- TASK STATEMENT -
Every line of the records below that holds the word "this" belongs in the answer.

- INPUT -
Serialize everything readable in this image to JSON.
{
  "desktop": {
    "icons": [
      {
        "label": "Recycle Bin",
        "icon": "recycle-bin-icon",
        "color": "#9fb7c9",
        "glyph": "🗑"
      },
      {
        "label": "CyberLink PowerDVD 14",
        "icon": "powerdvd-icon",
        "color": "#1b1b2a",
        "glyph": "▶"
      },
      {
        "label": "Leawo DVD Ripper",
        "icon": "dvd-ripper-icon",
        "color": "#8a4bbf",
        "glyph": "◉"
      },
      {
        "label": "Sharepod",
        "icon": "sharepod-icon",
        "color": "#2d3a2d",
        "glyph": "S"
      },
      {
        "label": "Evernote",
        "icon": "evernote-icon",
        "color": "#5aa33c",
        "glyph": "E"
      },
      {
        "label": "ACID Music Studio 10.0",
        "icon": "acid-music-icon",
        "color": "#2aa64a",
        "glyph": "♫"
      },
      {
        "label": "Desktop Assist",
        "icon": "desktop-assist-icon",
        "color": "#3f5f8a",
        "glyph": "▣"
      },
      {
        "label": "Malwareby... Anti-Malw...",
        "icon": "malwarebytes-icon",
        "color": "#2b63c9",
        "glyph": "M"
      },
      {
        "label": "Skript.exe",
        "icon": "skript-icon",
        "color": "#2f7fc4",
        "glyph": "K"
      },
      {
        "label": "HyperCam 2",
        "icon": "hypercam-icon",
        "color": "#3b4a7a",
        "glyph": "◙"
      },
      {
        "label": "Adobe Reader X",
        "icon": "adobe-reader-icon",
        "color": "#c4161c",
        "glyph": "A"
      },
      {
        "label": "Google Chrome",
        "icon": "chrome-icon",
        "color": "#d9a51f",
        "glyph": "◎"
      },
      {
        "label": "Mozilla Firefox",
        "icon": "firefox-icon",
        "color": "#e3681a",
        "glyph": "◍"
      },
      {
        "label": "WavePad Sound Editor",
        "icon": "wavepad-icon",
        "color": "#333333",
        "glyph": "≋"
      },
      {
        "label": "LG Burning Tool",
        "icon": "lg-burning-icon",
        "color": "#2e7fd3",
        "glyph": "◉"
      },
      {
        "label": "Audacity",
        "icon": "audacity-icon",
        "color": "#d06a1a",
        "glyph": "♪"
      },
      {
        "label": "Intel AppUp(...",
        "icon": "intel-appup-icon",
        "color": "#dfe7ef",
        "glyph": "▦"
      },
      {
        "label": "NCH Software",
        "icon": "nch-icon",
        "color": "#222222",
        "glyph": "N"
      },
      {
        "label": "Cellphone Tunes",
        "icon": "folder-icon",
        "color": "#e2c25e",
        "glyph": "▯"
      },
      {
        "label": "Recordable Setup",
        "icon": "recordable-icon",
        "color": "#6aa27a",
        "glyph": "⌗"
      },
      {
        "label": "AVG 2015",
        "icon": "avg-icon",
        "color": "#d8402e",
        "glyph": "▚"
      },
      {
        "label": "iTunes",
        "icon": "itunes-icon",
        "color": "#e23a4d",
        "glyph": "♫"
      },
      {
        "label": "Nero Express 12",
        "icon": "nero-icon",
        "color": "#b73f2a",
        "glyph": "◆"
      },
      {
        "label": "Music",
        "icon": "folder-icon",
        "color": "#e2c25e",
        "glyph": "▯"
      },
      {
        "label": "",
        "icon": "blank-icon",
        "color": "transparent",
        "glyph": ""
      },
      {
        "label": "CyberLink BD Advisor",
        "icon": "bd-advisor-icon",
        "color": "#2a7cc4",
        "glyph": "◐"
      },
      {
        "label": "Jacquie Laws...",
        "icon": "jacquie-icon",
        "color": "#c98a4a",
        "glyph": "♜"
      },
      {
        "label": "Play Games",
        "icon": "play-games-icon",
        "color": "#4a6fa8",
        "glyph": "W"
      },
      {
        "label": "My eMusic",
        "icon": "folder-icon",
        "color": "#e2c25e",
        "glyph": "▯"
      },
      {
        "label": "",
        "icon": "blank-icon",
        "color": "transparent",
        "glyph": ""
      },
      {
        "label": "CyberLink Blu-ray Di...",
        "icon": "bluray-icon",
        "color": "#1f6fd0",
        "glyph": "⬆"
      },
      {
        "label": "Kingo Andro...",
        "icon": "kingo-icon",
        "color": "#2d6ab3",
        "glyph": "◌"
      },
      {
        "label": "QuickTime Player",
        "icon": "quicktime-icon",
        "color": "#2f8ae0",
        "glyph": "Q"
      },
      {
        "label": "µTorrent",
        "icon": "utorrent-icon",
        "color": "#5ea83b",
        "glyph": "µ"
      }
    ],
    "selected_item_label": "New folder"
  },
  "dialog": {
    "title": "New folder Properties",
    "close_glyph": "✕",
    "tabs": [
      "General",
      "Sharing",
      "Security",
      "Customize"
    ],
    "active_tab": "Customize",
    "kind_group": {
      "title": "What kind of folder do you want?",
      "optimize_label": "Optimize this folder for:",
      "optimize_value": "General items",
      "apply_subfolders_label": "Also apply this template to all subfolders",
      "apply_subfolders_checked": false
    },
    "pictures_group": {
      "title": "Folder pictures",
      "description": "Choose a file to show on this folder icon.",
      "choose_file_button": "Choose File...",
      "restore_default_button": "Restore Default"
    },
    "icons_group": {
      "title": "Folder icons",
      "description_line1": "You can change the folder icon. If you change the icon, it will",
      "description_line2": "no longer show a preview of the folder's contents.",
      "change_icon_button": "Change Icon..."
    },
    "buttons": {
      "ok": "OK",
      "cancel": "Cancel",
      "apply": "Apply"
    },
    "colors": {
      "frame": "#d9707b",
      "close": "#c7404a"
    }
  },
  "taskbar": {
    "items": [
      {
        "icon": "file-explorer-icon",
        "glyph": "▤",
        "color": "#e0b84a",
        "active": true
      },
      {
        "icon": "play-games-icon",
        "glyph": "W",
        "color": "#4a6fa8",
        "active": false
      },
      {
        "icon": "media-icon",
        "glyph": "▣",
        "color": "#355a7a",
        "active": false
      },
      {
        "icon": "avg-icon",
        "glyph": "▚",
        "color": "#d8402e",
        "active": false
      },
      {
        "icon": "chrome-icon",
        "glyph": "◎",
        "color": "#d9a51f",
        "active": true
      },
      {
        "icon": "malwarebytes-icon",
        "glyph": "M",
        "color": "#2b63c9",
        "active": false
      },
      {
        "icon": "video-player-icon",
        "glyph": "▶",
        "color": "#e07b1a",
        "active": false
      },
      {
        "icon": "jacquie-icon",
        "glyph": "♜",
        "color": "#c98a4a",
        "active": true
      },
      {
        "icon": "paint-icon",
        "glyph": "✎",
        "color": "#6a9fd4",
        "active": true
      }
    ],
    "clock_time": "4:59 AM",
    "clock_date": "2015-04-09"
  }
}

- OUTPUT OF THE TASK -
Serialize everything readable in this image to JSON.
      "optimize_label": "Optimize this folder for:",
      "apply_subfolders_label": "Also apply this template to all subfolders",
      "description": "Choose a file to show on this folder icon.",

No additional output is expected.